Past posts have touched on Russia's historic sense of "Russia expectionalism" which has simultaneously been combined with a form of inferiority complex that views Russia as not properly respected or given its due place in the world. Its a bi-polar like pattern that dates back for centuries and of late it has led to unrest and revived dreams of empire on the part of Vladimir Putin who sees imperialistic adventures as a way to distract the Russian people from the failures of his regime. Rather than look inward, Putin has played the blame game and pointed to the west as Russia's real enemy and sought to pull a veil over the rampant corruption and lawlessness on his own part and that of his circle of cronies and sycophants. In many ways, what Putin is doing is reminiscent of how Hitler blamed America, France and Britain for Germany's economic problems as he clawed and bullied his way to power. A piece in the New York Times looks at this syndrome which ought to worry thinking people. Here are excerpts:
Sergei Karaganov, a prominent Russian foreign policy expert at the Higher School of Economics in Moscow, recently provided a useful summation of his vast country’s sense of humiliation and encirclement. Because explosions of nationalist fervor like the one fostered by Vladimir Putin are dangerous and slow to abate, it is worth quoting this analysis at some length.

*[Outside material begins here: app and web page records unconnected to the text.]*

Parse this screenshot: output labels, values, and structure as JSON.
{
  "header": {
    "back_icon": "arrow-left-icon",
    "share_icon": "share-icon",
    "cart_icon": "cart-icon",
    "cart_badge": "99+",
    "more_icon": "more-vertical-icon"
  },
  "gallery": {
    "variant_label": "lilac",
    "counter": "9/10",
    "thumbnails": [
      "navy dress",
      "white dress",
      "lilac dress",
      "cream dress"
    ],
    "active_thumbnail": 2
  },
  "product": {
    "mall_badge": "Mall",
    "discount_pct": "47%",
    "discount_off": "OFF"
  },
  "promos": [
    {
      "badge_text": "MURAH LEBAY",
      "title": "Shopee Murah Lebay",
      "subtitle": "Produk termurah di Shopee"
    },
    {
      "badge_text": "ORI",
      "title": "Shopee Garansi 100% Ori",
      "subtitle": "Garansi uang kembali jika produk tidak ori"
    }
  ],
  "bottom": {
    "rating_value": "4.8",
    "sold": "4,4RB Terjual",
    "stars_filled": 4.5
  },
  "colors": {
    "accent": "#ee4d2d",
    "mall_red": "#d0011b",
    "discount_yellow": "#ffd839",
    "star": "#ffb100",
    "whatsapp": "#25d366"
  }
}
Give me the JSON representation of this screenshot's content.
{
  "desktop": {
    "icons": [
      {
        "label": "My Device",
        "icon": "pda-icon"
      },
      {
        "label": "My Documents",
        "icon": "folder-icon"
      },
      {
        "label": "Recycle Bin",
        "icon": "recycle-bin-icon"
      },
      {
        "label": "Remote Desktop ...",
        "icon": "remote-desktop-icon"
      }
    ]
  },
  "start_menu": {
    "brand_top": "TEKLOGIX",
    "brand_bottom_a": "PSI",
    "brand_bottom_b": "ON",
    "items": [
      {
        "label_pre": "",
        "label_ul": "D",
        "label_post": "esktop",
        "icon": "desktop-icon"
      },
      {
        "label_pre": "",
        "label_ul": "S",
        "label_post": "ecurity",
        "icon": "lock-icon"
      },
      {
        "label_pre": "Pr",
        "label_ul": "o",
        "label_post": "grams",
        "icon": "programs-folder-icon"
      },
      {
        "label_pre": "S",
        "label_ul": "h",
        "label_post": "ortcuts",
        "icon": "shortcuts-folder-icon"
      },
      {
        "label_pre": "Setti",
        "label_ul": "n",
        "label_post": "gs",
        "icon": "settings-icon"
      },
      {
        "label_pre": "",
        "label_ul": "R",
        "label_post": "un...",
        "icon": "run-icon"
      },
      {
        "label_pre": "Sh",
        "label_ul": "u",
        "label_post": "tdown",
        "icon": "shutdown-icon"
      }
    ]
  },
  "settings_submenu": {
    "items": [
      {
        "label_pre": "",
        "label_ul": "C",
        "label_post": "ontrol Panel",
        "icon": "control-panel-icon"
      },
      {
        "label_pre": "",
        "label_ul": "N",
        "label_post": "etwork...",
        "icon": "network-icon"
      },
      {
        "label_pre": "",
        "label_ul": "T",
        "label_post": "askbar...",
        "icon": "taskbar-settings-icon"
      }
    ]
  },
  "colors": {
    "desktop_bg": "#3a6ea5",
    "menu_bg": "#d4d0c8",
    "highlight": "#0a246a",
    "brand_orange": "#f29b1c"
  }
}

“The rupture is due to the West’s refusal to end the Cold War de facto or de jure in the quarter-century since the collapse of the Soviet Union,” Karaganov wrote in the daily Izvestia. “In that time, the West has consistently sought to expand its zone of military, economic and political influence through NATO and the E.U. Russian interests and objections were flatly ignored. Russia was treated like a defeated power, though we did not see ourselves as defeated. A softer version of the Treaty of Versailles was imposed on the country. There was no outright annexation of territory or formal reparations like Germany faced after World War I, but Russia was told in no uncertain terms that it would play a modest role in the world. This policy was bound to engender a form of Weimar syndrome in a great nation whose dignity and interests had been trampled.”
The country being discussed here, it should be recalled, is the world’s largest, a Eurasian power whose Communist empire extended as far west as Berlin for more than four decades after World War II, subjecting peoples to the mind-numbing, soul-poisoning oppression of totalitarian rule under regimes that coerced and confined. The Gulag-littered Soviet imperium was a crushing universe, a “conspiracy of silence,” in the poet Czeslaw Milosz’s words, where “one word of truth sounds like a pistol shot.”Russia is also a nation that, after the fall of the Berlin Wall, was ushered by the West into the group of leading industrialized countries known as the G-8 (before its recent Crimea-related exclusion).
What the United States and Europe were not prepared to do, however, was to eviscerate the Atlantic alliance in the name of some dreamy “Union of Europe” — Karaganov’s phrase — that would bring about “the merger of European soft power and technology with Russia’s resources, political will and hard power.” If this for Moscow was what was meant by the end of the Cold War, it was a nonstarter and still is.
What now? A sense of national humiliation, whether based in fact or not, is a tremendous catalyst for violence. It was in Weimar Germany, where the reparations and concessions stipulated by the Treaty of Versailles of 1919 created an explosive mood. It was in Serbia at the time of the break-up in 1991 of Yugoslavia, a country Belgrade always regarded as a Serbian extension of itself. The blinding fever drummed up by Slobodan Milosevic was based in a supposed need to reassert Serbian greatness; the means then was the ravages of his fifth columnists in Bosnia.That delirium took a decade to dim. It is unlikely that the Russian version will take less. Putin’s nationalist upsurge is the mask for all sorts of problems — demographic decline, corruption, a coopted judiciary, a cowed press, an oligarchic resource-based economy that has failed to diversify — but no less virulent for that.In the face of this assertive Russia, nothing would be more dangerous than American weakness. . . . the Article 5 commitment to a joint military response to any attack on an ally is critical.The U.S. treaties must be words of truth that sound “like a pistol shot,” or violent mayhem could spread well beyond East Ukraine.
Putin is a very dangerous demagogue and the forces he is unleashing to mask his own domestic failures are dangerous. Sadly, too many Russians are allowing themselves to be duped by this viper just as Germans were under Hitler. Those who forget and/or refuse to learn from history are doomed to repeat it.